Theodore L. (“Ted”) Rowland, 90, of Portland, Maine, died peacefully at home on September 27, 2018. The cause was congestive heart failure.
Ted grew up on Eastern Parkway in Brooklyn, New York and graduated from Erasmus Hall High School when he was 16. He earned a bachelor’s degree in economics and political science from Harvard College in 1948. He moved back to New York City and got a job at People’s Songs – a publication dedicated to the social importance of music, which laid the groundwork for Sing Out! magazine. He developed friendships with musicians including Pete Seeger, Woody Guthrie and jazz trumpeter, Frankie Newton.
Ted met and married Eileen Seliger in 1951; both were champions for social justice throughout their lives. They had two children -- Lynn (born in 1952), and Arthur (born in 1955). The family moved to Pittsburgh where Ted became a union organizer, first in the steel mills and later at a glass factory. Ted received two master’s degrees -- in economics from the University of Pittsburgh, and in library science from Columbia University.
The family moved back to New York City in the early 1960s so Ted could help his ailing father manage the Henrose Company, an upholstery business. Ted went on to become the staff economist at the American Importers Association and, later, the Executive Director of the International Footwear Association, while teaching economics at night at Fairleigh Dickinson University in Teaneck, New Jersey and editing various trade magazines.
The Rowlands built a second home as part of a collective community on Barlow Farm in Sherman, Connecticut. Ted spent countless hours volunteering at the Sherman Public Library. Ted and Eileen moved to Portland, Maine in 2001, and after a few years, into the retirement community at Seventy-Five State Street in Portland where Ted became an active and beloved member of the Resident Council and several other committees. He was predeceased by Eileen, Lynn, Arthur, his older brother Bud, and 3 weeks prior, by a close friend, Betty Hummer.
Ted’s life was defined by his close relationships and his wide interests. He believed in the power of people to create change and to have a healthy exchange of ideas. He and Eileen loved to travel, and they collected antique clocks, books and memorabilia related to the history of the American Revolution. They were devoted to family. Ted was modest, generous, kind and gregarious – ever a romantic optimist. He maintained his interests in jazz, movies (especially musicals), and ice cream through to the end.

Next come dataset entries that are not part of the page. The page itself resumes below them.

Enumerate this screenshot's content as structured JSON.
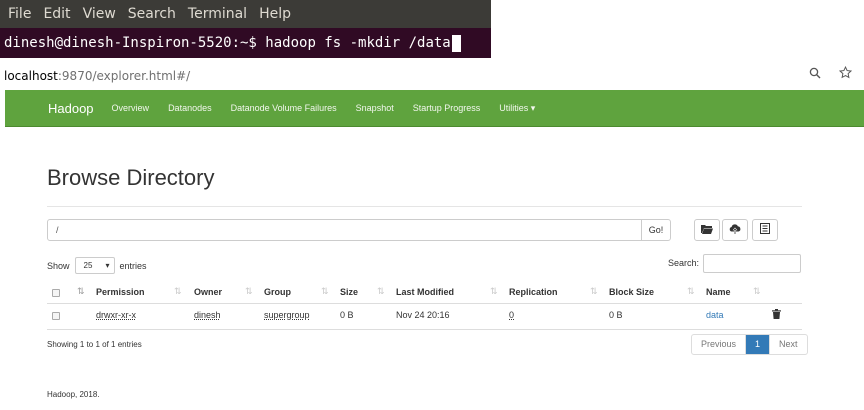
{
  "terminal": {
    "menu": [
      "File",
      "Edit",
      "View",
      "Search",
      "Terminal",
      "Help"
    ],
    "prompt": "dinesh@dinesh-Inspiron-5520:~$",
    "command": " hadoop fs -mkdir /data"
  },
  "browser": {
    "url_host": "localhost",
    "url_rest": ":9870/explorer.html#/",
    "zoom_icon": "magnifier-icon",
    "star_icon": "star-icon"
  },
  "navbar": {
    "brand": "Hadoop",
    "items": [
      "Overview",
      "Datanodes",
      "Datanode Volume Failures",
      "Snapshot",
      "Startup Progress",
      "Utilities ▾"
    ],
    "color": "#5fa33e"
  },
  "main": {
    "title": "Browse Directory",
    "path_value": "/",
    "go_label": "Go!",
    "show_label": "Show",
    "entries_value": "25",
    "entries_label": "entries",
    "search_label": "Search:",
    "columns": [
      "Permission",
      "Owner",
      "Group",
      "Size",
      "Last Modified",
      "Replication",
      "Block Size",
      "Name"
    ],
    "rows": [
      {
        "permission": "drwxr-xr-x",
        "owner": "dinesh",
        "group": "supergroup",
        "size": "0 B",
        "last_modified": "Nov 24 20:16",
        "replication": "0",
        "block_size": "0 B",
        "name": "data"
      }
    ],
    "info": "Showing 1 to 1 of 1 entries",
    "pagination": {
      "previous": "Previous",
      "current": "1",
      "next": "Next"
    },
    "footer": "Hadoop, 2018."
  }
}
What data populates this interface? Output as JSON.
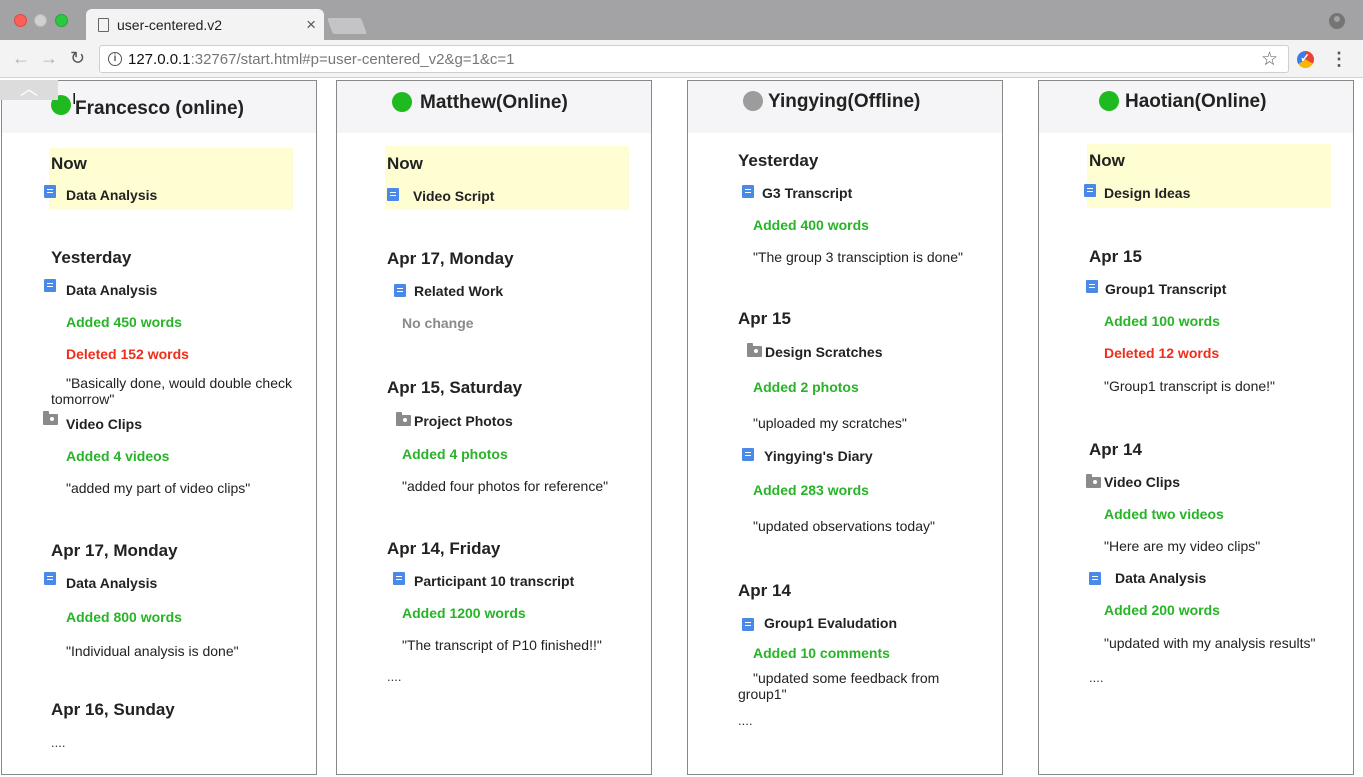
{
  "browser": {
    "tab_title": "user-centered.v2",
    "tab_close": "×",
    "url_host": "127.0.0.1",
    "url_path": ":32767/start.html#p=user-centered_v2&g=1&c=1",
    "back": "←",
    "forward": "→",
    "reload": "↻",
    "star": "☆",
    "menu": "⋮",
    "info": "i"
  },
  "collapse_label": "︿",
  "columns": [
    {
      "name": "Francesco (online)",
      "status": "online",
      "now_label": "Now",
      "now_doc": "Data Analysis",
      "sections": [
        {
          "day": "Yesterday",
          "items": [
            {
              "doc": "Data Analysis",
              "type": "doc",
              "changes": [
                "Added 450 words",
                "Deleted 152 words"
              ],
              "note": "\"Basically done, would double check tomorrow\""
            },
            {
              "doc": "Video Clips",
              "type": "folder",
              "changes": [
                "Added 4 videos"
              ],
              "note": "\"added my part of video clips\""
            }
          ]
        },
        {
          "day": "Apr 17, Monday",
          "items": [
            {
              "doc": "Data Analysis",
              "type": "doc",
              "changes": [
                "Added 800 words"
              ],
              "note": "\"Individual analysis is done\""
            }
          ]
        },
        {
          "day": "Apr 16, Sunday",
          "more": "...."
        }
      ]
    },
    {
      "name": "Matthew(Online)",
      "status": "online",
      "now_label": "Now",
      "now_doc": "Video Script",
      "sections": [
        {
          "day": "Apr 17, Monday",
          "items": [
            {
              "doc": "Related Work",
              "type": "doc",
              "changes": [
                "No change"
              ],
              "note": ""
            }
          ]
        },
        {
          "day": "Apr 15, Saturday",
          "items": [
            {
              "doc": "Project Photos",
              "type": "folder",
              "changes": [
                "Added 4 photos"
              ],
              "note": "\"added four photos for reference\""
            }
          ]
        },
        {
          "day": "Apr 14, Friday",
          "items": [
            {
              "doc": "Participant 10 transcript",
              "type": "doc",
              "changes": [
                "Added 1200 words"
              ],
              "note": "\"The transcript of P10 finished!!\""
            }
          ],
          "more": "...."
        }
      ]
    },
    {
      "name": "Yingying(Offline)",
      "status": "offline",
      "sections": [
        {
          "day": "Yesterday",
          "items": [
            {
              "doc": "G3 Transcript",
              "type": "doc",
              "changes": [
                "Added 400 words"
              ],
              "note": "\"The group 3 transciption is done\""
            }
          ]
        },
        {
          "day": "Apr 15",
          "items": [
            {
              "doc": "Design Scratches",
              "type": "folder",
              "changes": [
                "Added 2 photos"
              ],
              "note": "\"uploaded my scratches\""
            },
            {
              "doc": "Yingying's Diary",
              "type": "doc",
              "changes": [
                "Added 283 words"
              ],
              "note": "\"updated observations today\""
            }
          ]
        },
        {
          "day": "Apr 14",
          "items": [
            {
              "doc": "Group1 Evaludation",
              "type": "doc",
              "changes": [
                "Added 10 comments"
              ],
              "note": "\"updated some feedback from group1\""
            }
          ],
          "more": "...."
        }
      ]
    },
    {
      "name": "Haotian(Online)",
      "status": "online",
      "now_label": "Now",
      "now_doc": "Design Ideas",
      "sections": [
        {
          "day": "Apr 15",
          "items": [
            {
              "doc": "Group1 Transcript",
              "type": "doc",
              "changes": [
                "Added 100 words",
                "Deleted 12 words"
              ],
              "note": "\"Group1 transcript is done!\""
            }
          ]
        },
        {
          "day": "Apr 14",
          "items": [
            {
              "doc": "Video Clips",
              "type": "folder",
              "changes": [
                "Added two videos"
              ],
              "note": "\"Here are my video clips\""
            },
            {
              "doc": "Data Analysis",
              "type": "doc",
              "changes": [
                "Added 200 words"
              ],
              "note": "\"updated with my analysis results\""
            }
          ],
          "more": "...."
        }
      ]
    }
  ]
}
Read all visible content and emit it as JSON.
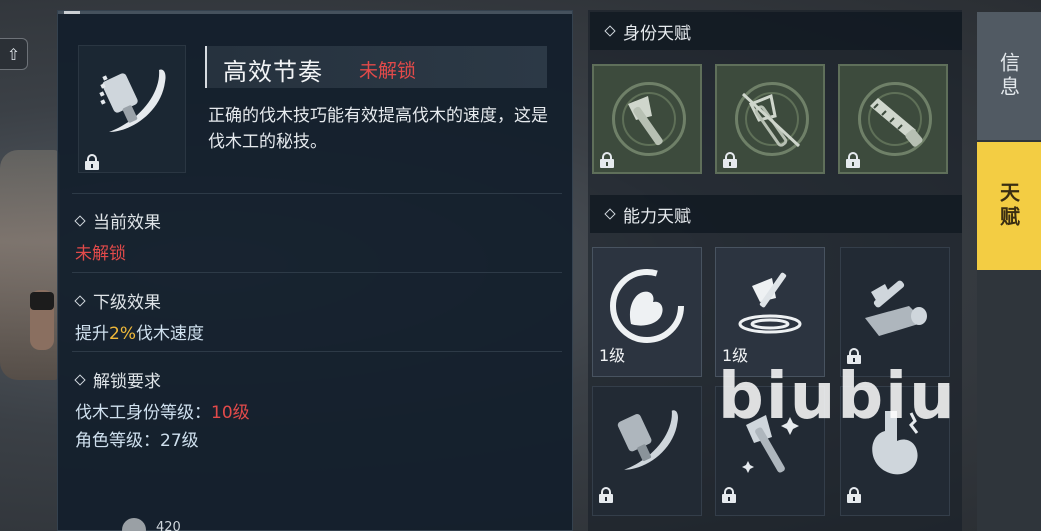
{
  "skill": {
    "name": "高效节奏",
    "status": "未解锁",
    "description": "正确的伐木技巧能有效提高伐木的速度，这是伐木工的秘技。",
    "icon": "chainsaw-swoosh-icon"
  },
  "current_effect": {
    "heading": "当前效果",
    "value": "未解锁"
  },
  "next_effect": {
    "heading": "下级效果",
    "prefix": "提升",
    "amount": "2%",
    "suffix": "伐木速度"
  },
  "requirements": {
    "heading": "解锁要求",
    "line1_label": "伐木工身份等级：",
    "line1_value": "10级",
    "line2": "角色等级：27级"
  },
  "footer": {
    "count": "420"
  },
  "identity_talents": {
    "heading": "身份天赋",
    "tiles": [
      {
        "icon": "axe-icon",
        "locked": true
      },
      {
        "icon": "crossed-axe-icon",
        "locked": true
      },
      {
        "icon": "saw-icon",
        "locked": true
      }
    ]
  },
  "ability_talents": {
    "heading": "能力天赋",
    "tiles": [
      {
        "icon": "flexed-arm-icon",
        "level": "1级",
        "locked": false
      },
      {
        "icon": "axe-chop-icon",
        "level": "1级",
        "locked": false
      },
      {
        "icon": "log-axe-icon",
        "level": "",
        "locked": true
      },
      {
        "icon": "chainsaw-swoosh-icon",
        "level": "",
        "locked": true
      },
      {
        "icon": "sparkle-axe-icon",
        "level": "",
        "locked": true
      },
      {
        "icon": "stomach-icon",
        "level": "",
        "locked": true
      }
    ]
  },
  "tabs": {
    "info": "信息",
    "talent": "天赋"
  },
  "watermark": "biubiu",
  "colors": {
    "accent_yellow": "#f3cd43",
    "locked_red": "#e24a4a",
    "highlight_yellow": "#f0b93a"
  }
}
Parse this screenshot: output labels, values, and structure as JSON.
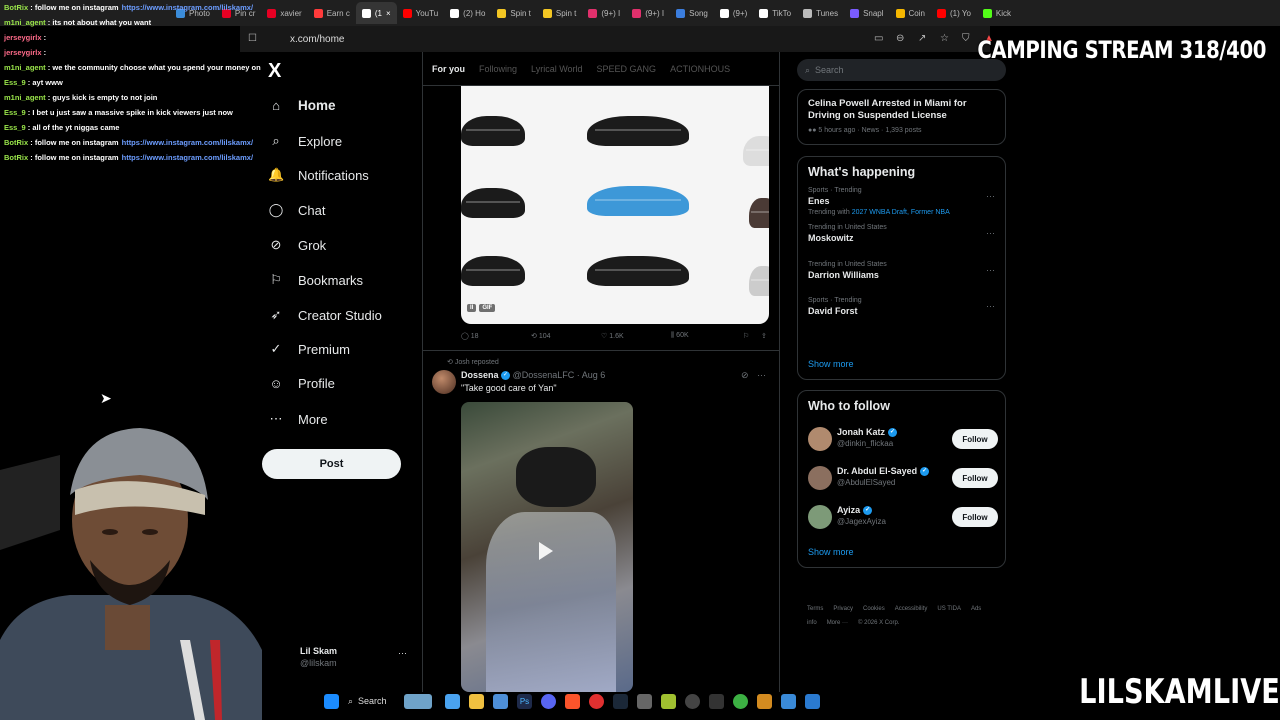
{
  "browser": {
    "tabs": [
      {
        "label": "Photo",
        "color": "#3b8cd9"
      },
      {
        "label": "Pin cr",
        "color": "#e60023"
      },
      {
        "label": "xavier",
        "color": "#e60023"
      },
      {
        "label": "Earn c",
        "color": "#ff3b3b"
      },
      {
        "label": "(1",
        "color": "#ffffff",
        "active": true
      },
      {
        "label": "YouTu",
        "color": "#ff0000"
      },
      {
        "label": "(2) Ho",
        "color": "#ffffff"
      },
      {
        "label": "Spin t",
        "color": "#f3c623"
      },
      {
        "label": "Spin t",
        "color": "#f3c623"
      },
      {
        "label": "(9+) I",
        "color": "#e1306c"
      },
      {
        "label": "(9+) I",
        "color": "#e1306c"
      },
      {
        "label": "Song",
        "color": "#3b7ddd"
      },
      {
        "label": "(9+)",
        "color": "#ffffff"
      },
      {
        "label": "TikTo",
        "color": "#ffffff"
      },
      {
        "label": "Tunes",
        "color": "#bbbbbb"
      },
      {
        "label": "Snapl",
        "color": "#7a5cff"
      },
      {
        "label": "Coin",
        "color": "#f5b700"
      },
      {
        "label": "(1) Yo",
        "color": "#ff0000"
      },
      {
        "label": "Kick",
        "color": "#53fc18"
      }
    ],
    "address": "x.com/home"
  },
  "stream": {
    "title": "CAMPING STREAM 318/400",
    "channel": "LILSKAMLIVE"
  },
  "chat": [
    {
      "user": "BotRix",
      "msg": "follow me on instagram",
      "link": "https://www.instagram.com/lilskamx/"
    },
    {
      "user": "m1ni_agent",
      "msg": "its not about what you want"
    },
    {
      "user": "jerseygirlx",
      "msg": ""
    },
    {
      "user": "jerseygirlx",
      "msg": ""
    },
    {
      "user": "m1ni_agent",
      "msg": "we the community choose what you spend your money on"
    },
    {
      "user": "Ess_9",
      "msg": "ayt www"
    },
    {
      "user": "m1ni_agent",
      "msg": "guys kick is empty to not join"
    },
    {
      "user": "Ess_9",
      "msg": "I bet u just saw a massive spike in kick viewers just now"
    },
    {
      "user": "Ess_9",
      "msg": "all of the yt niggas came"
    },
    {
      "user": "BotRix",
      "msg": "follow me on instagram",
      "link": "https://www.instagram.com/lilskamx/"
    },
    {
      "user": "BotRix",
      "msg": "follow me on instagram",
      "link": "https://www.instagram.com/lilskamx/"
    }
  ],
  "sidebar": {
    "logo": "X",
    "items": [
      {
        "label": "Home",
        "icon": "home-icon",
        "glyph": "⌂"
      },
      {
        "label": "Explore",
        "icon": "search-icon",
        "glyph": "⌕"
      },
      {
        "label": "Notifications",
        "icon": "bell-icon",
        "glyph": "🔔"
      },
      {
        "label": "Chat",
        "icon": "chat-icon",
        "glyph": "◯"
      },
      {
        "label": "Grok",
        "icon": "grok-icon",
        "glyph": "⊘"
      },
      {
        "label": "Bookmarks",
        "icon": "bookmark-icon",
        "glyph": "⚐"
      },
      {
        "label": "Creator Studio",
        "icon": "rocket-icon",
        "glyph": "➶"
      },
      {
        "label": "Premium",
        "icon": "premium-icon",
        "glyph": "✓"
      },
      {
        "label": "Profile",
        "icon": "profile-icon",
        "glyph": "☺"
      },
      {
        "label": "More",
        "icon": "more-icon",
        "glyph": "⋯"
      }
    ],
    "post_label": "Post",
    "account": {
      "name": "Lil Skam",
      "handle": "@lilskam"
    }
  },
  "feed": {
    "tabs": [
      "For you",
      "Following",
      "Lyrical World",
      "SPEED GANG",
      "ACTIONHOUS"
    ],
    "gif_badges": [
      "II",
      "GIF"
    ],
    "stats1": {
      "replies": "18",
      "reposts": "104",
      "likes": "1.6K",
      "views": "60K"
    },
    "repost_label": "Josh reposted",
    "tweet": {
      "name": "Dossena",
      "handle": "@DossenaLFC",
      "date": "· Aug 6",
      "text": "\"Take good care of Yan\""
    }
  },
  "right": {
    "search_placeholder": "Search",
    "news": {
      "headline": "Celina Powell Arrested in Miami for Driving on Suspended License",
      "meta": "5 hours ago · News · 1,393 posts"
    },
    "happening_title": "What's happening",
    "trends": [
      {
        "context": "Sports · Trending",
        "name": "Enes",
        "with": "Trending with ",
        "links": "2027 WNBA Draft, Former NBA"
      },
      {
        "context": "Trending in United States",
        "name": "Moskowitz",
        "with": "",
        "links": ""
      },
      {
        "context": "Trending in United States",
        "name": "Darrion Williams",
        "with": "",
        "links": ""
      },
      {
        "context": "Sports · Trending",
        "name": "David Forst",
        "with": "",
        "links": ""
      }
    ],
    "show_more": "Show more",
    "who_title": "Who to follow",
    "who": [
      {
        "name": "Jonah Katz",
        "handle": "@dinkin_flickaa",
        "follow": "Follow",
        "color": "#b08a6e"
      },
      {
        "name": "Dr. Abdul El-Sayed",
        "handle": "@AbdulElSayed",
        "follow": "Follow",
        "color": "#8b6f5f"
      },
      {
        "name": "Ayiza",
        "handle": "@JagexAyiza",
        "follow": "Follow",
        "color": "#7d9a78"
      }
    ],
    "footer": [
      "Terms",
      "Privacy",
      "Cookies",
      "Accessibility",
      "US TIDA",
      "Ads info",
      "More ···",
      "© 2026 X Corp."
    ]
  },
  "taskbar": {
    "search": "Search"
  }
}
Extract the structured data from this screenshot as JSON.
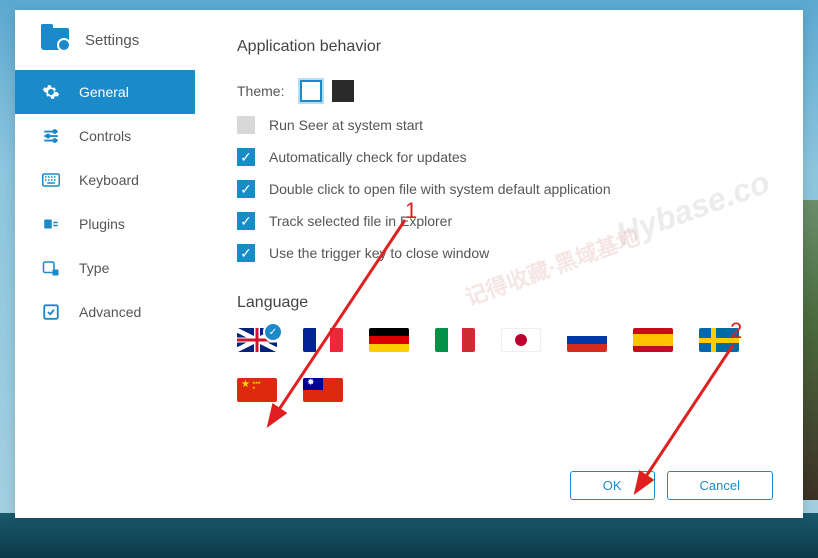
{
  "sidebar": {
    "title": "Settings",
    "items": [
      {
        "label": "General"
      },
      {
        "label": "Controls"
      },
      {
        "label": "Keyboard"
      },
      {
        "label": "Plugins"
      },
      {
        "label": "Type"
      },
      {
        "label": "Advanced"
      }
    ]
  },
  "content": {
    "section_title": "Application behavior",
    "theme_label": "Theme:",
    "checkboxes": [
      {
        "label": "Run Seer at system start",
        "checked": false
      },
      {
        "label": "Automatically check for updates",
        "checked": true
      },
      {
        "label": "Double click to open file with system default application",
        "checked": true
      },
      {
        "label": "Track selected file in Explorer",
        "checked": true
      },
      {
        "label": "Use the trigger key to close window",
        "checked": true
      }
    ],
    "language_label": "Language",
    "flags": [
      "uk",
      "fr",
      "de",
      "it",
      "jp",
      "ru",
      "es",
      "se",
      "cn",
      "tw"
    ],
    "selected_flag": "uk"
  },
  "buttons": {
    "ok": "OK",
    "cancel": "Cancel"
  },
  "watermarks": {
    "w1": "Hybase.co",
    "w2": "记得收藏·黑域基地"
  },
  "annotations": {
    "a1": "1",
    "a2": "2"
  }
}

In lieu of flowers, please make donations to the Sherman Library Association, 1 Sherman Center, PO Box 40, Sherman, CT 06784, or to Seventy-Five State Street Library, 75 State Street, Portland, ME 04101.